Due to the circumstances that led to the position being on the ballot just weeks ago, there is little time to campaign and it is impossible for me to get out and meet everyone. My opponent has no experience in county government operations and especially in the operation of the clerk’s office.

I served on the oversight committee for the clerk’s office for five years. I have an understanding of how the office operates and the budget. I promise to return the clerk’s office to the people. I would appreciate your support Nov. 6.

Valley Viewpoints: Effective senator?

by Michael Kunzwiler, Legislator

I was disappointed to learn that Senator Patty Ritchie refuses to carry Home Rule legislation for St. Lawrence County so that they can raise their sales tax by one-cent per dollar to avoid a double digit property tax increase.

This also concerns me for the residents of Oswego County because of the uncertainty for Mrs. Ritchie to carry Home Rule legislation for us to maintain our one-cent increase.
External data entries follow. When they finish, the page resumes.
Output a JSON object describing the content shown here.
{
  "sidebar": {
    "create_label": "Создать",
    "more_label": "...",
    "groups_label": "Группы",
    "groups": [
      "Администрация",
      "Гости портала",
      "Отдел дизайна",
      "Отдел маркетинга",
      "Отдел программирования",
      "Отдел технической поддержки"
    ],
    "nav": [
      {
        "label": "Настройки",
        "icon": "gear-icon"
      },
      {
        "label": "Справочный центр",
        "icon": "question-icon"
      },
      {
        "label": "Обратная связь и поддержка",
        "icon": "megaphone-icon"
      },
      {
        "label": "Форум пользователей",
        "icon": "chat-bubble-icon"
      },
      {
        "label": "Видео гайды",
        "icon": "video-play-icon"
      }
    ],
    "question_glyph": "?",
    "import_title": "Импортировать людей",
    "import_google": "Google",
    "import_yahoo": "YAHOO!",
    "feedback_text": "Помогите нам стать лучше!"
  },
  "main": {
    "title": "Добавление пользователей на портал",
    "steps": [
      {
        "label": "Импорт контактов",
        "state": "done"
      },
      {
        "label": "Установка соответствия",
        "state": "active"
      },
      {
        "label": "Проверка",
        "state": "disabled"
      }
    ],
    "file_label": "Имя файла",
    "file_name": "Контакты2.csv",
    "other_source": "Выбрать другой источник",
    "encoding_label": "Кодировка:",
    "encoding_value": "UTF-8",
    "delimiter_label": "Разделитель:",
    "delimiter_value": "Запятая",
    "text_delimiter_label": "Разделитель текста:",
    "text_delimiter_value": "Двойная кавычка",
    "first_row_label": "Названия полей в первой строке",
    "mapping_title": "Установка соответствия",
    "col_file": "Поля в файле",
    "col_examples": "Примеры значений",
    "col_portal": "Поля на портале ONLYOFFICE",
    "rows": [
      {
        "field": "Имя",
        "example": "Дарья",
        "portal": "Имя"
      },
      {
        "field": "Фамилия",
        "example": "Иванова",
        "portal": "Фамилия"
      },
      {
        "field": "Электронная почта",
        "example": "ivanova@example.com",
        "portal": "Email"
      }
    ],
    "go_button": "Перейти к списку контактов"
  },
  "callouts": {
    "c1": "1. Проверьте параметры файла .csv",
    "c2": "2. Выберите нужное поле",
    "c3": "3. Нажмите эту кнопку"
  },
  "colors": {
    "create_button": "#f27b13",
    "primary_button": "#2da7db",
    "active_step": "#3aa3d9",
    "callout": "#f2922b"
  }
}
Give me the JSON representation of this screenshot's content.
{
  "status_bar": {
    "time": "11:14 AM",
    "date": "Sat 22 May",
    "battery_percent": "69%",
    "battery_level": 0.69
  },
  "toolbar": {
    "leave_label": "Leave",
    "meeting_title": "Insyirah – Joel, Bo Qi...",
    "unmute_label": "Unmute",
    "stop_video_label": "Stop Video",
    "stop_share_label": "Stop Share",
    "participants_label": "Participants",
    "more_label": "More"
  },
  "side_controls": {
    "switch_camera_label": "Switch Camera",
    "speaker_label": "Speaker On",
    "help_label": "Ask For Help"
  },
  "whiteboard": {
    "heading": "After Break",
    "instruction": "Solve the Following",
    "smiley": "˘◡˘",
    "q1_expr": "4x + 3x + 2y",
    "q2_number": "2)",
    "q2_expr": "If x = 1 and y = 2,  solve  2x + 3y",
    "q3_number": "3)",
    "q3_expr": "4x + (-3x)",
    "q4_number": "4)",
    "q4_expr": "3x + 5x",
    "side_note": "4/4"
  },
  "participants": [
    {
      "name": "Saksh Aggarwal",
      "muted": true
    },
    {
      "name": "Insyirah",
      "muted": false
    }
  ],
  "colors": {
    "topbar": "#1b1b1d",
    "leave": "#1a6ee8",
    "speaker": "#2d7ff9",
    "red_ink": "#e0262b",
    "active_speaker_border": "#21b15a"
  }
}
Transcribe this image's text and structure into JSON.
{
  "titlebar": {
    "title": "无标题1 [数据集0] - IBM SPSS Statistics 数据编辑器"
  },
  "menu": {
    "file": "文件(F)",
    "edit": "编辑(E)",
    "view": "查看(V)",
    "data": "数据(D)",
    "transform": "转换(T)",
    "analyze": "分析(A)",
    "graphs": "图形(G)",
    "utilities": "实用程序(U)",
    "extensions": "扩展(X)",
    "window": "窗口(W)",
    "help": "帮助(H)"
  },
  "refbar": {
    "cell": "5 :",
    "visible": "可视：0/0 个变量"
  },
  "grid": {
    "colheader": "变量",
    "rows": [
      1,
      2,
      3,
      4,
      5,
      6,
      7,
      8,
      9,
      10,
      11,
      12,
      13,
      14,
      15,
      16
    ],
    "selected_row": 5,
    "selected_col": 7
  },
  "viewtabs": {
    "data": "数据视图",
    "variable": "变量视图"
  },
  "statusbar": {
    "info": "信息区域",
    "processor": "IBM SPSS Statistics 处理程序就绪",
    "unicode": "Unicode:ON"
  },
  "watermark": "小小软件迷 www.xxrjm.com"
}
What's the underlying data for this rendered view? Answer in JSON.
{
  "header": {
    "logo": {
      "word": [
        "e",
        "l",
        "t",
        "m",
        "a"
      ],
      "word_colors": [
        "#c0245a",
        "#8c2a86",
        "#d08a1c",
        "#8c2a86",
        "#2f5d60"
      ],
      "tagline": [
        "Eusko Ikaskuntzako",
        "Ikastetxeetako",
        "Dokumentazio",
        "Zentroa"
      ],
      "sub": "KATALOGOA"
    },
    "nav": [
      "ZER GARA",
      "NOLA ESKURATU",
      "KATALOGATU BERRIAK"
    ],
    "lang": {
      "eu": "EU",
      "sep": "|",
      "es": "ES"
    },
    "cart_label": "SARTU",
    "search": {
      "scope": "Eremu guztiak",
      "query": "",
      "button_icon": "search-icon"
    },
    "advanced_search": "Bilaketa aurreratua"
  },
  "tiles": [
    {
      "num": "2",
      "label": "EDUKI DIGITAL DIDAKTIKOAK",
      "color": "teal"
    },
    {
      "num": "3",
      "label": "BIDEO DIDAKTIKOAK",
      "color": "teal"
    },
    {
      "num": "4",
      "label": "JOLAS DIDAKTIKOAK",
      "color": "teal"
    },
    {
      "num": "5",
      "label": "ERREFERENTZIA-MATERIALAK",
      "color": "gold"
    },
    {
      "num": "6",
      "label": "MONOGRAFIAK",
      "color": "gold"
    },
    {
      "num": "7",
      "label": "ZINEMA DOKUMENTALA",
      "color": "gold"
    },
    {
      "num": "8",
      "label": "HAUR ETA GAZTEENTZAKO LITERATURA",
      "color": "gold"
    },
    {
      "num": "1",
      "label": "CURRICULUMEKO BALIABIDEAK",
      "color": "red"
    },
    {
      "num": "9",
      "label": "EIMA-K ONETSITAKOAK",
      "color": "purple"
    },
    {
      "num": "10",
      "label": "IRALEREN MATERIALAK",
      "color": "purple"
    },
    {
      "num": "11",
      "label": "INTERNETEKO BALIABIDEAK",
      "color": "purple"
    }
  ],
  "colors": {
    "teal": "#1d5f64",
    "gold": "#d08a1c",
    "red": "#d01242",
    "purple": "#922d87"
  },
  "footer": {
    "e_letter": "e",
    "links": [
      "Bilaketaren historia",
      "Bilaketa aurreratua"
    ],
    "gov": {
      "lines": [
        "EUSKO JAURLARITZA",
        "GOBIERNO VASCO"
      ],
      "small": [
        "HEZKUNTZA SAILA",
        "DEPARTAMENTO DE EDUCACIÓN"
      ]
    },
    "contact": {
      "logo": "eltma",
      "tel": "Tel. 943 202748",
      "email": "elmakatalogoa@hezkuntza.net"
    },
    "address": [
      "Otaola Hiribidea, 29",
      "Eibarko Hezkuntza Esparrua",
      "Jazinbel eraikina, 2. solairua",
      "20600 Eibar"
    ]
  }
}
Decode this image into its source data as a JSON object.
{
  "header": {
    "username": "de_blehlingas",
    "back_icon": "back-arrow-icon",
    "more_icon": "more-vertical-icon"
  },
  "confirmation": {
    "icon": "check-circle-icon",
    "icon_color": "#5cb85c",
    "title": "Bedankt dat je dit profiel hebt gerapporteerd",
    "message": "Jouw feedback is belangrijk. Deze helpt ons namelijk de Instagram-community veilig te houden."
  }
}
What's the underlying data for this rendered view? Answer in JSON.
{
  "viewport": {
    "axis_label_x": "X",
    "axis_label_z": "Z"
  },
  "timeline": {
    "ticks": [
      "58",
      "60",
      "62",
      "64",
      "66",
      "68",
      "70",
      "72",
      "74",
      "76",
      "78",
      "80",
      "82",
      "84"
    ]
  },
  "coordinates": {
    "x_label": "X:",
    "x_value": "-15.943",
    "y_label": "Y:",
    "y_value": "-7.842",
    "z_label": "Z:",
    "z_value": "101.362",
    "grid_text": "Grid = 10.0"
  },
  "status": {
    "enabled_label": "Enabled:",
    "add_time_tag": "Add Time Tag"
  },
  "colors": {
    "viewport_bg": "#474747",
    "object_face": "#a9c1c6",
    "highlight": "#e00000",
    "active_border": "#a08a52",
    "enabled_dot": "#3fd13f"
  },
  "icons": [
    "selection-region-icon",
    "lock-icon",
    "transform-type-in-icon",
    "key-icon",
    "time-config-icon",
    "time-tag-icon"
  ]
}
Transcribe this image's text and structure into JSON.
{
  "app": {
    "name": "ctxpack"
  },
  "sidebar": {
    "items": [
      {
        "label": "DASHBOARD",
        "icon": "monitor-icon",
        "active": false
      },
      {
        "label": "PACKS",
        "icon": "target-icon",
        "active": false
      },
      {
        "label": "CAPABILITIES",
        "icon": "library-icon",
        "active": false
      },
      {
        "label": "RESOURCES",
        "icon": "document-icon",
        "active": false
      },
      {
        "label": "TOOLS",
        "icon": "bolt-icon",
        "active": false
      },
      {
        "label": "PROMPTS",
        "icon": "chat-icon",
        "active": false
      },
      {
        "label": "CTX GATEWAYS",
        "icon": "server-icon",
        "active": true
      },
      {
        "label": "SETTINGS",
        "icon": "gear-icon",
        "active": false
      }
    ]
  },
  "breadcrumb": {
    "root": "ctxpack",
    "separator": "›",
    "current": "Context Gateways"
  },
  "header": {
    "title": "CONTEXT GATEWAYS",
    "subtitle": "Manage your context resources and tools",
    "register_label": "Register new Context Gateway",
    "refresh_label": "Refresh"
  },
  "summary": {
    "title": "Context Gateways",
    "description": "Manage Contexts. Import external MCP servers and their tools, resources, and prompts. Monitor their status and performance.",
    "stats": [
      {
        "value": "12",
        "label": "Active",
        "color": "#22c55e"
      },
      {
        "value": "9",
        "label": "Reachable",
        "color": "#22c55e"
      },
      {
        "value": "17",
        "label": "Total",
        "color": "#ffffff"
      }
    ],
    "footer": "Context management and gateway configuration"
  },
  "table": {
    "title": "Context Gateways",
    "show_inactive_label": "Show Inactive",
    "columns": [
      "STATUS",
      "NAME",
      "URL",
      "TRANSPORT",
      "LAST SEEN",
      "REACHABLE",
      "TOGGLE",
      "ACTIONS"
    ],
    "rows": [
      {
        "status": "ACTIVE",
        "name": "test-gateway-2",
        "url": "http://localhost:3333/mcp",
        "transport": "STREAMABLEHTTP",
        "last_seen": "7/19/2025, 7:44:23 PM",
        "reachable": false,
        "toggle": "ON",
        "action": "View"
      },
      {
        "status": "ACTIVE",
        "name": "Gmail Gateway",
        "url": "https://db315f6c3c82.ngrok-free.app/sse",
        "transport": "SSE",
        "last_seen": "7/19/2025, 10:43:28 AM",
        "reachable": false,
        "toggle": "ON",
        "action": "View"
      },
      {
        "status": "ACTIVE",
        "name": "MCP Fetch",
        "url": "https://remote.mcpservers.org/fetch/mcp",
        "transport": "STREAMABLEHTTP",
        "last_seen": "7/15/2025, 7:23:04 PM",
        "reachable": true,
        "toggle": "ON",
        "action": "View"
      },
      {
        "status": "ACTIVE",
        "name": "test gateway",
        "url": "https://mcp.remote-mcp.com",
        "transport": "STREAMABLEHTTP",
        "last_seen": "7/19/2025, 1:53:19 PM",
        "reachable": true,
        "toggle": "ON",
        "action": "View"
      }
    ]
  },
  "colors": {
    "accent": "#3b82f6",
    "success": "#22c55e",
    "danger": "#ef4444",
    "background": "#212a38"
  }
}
As many residents may recall, several years ago, Oswego County was faced with the same problems now faced by St. Lawrence County. As Oswego County’s budget was in the red, employees were laid off, services were cut and property taxes increased.  The implementation of the one-cent sales tax generates approximately $14 million each year.

Yes, that penny equates to millions in revenue that does not need to be added to property taxes and a large portion is paid by visitors, tourists and those passing through.

Mrs. Ritchie said she would support a sales-tax increase in St. Lawrence County if the people chose to do so by referendum. As a state senator, Mrs. Ritchie should know that there is no state law that provides a referendum for sales tax. It would behoove Mrs. Ritchie to understand the laws of the state before putting out such absurd statements.

Mrs. Ritchie said during a radio debate that if St. Lawrence County were to raise their sales tax by a one-cent per dollar, that people would not want to pay four-cents per dollar more at the gas pump. I’m not sure how she did the math on that but if you add one-cent, it doesn’t add four-cents more.

We’ve heard nothing from Senator Ritchie in as far as lowering the state tax on fuel, which is what drives our cost per gallon far above our neighboring states.

Mrs. Ritchie fails to mention that the reason counties such as Oswego and St. Lawrence are in such hardships is because of the never-ending unfunded mandates that are passed down from the state to local governments.

While Mrs. Ritchie can boast that the state passed an on time budget and cut the deficit, she fails to mention that it was done on the backs of the local taxpayers.

Mrs. Ritchie never fails to take credit for the good things that happen in the state. We hear over and over from her that “I” did this and “I” did that. She fails to give credit to her colleagues in Albany and would like us to believe she’s a one person show. It’s funny how she’s voted with Senate Majority Leader Dean Skelos 99.45 percent of the time and expects us to believe she’s bipartisan.

We have heard nothing from Mrs. Ritchie despite many pleas to her from the Oswego County legislature to provide mandate relief. Her ignorance of these pleas leads one to question her effectiveness in Albany.

Valley Viewpoints: Granby budget

by Rose Anthony, Granby

Nov. 7 at 6 p.m., a public hearing will be held on the Granby Town budget for next year. I believe each and every taxpayer should attend and speak your mind about this budget. Our budget officer prepared an excellent budget, giving more money for road repairs than any time in history, yet keeping taxes low. In fact, the budget proposed would lower taxes around two cents per thousand, which is great.

Our town board did away with the decrease, giving raises as much as two percent. Our supervisor, Mr. Williamson, is for the people. After hearing about those on Social Security only getting a 1.3 percent raise next year, our supervisor feels it is extremely important to keep taxes low.

Please, each and every one of you, take an interest in local government business. I hope to see you all on the 7th at 6 p.m. We will see who votes for what, and who is for the people of Granby. Then we will know who to vote for at the next election.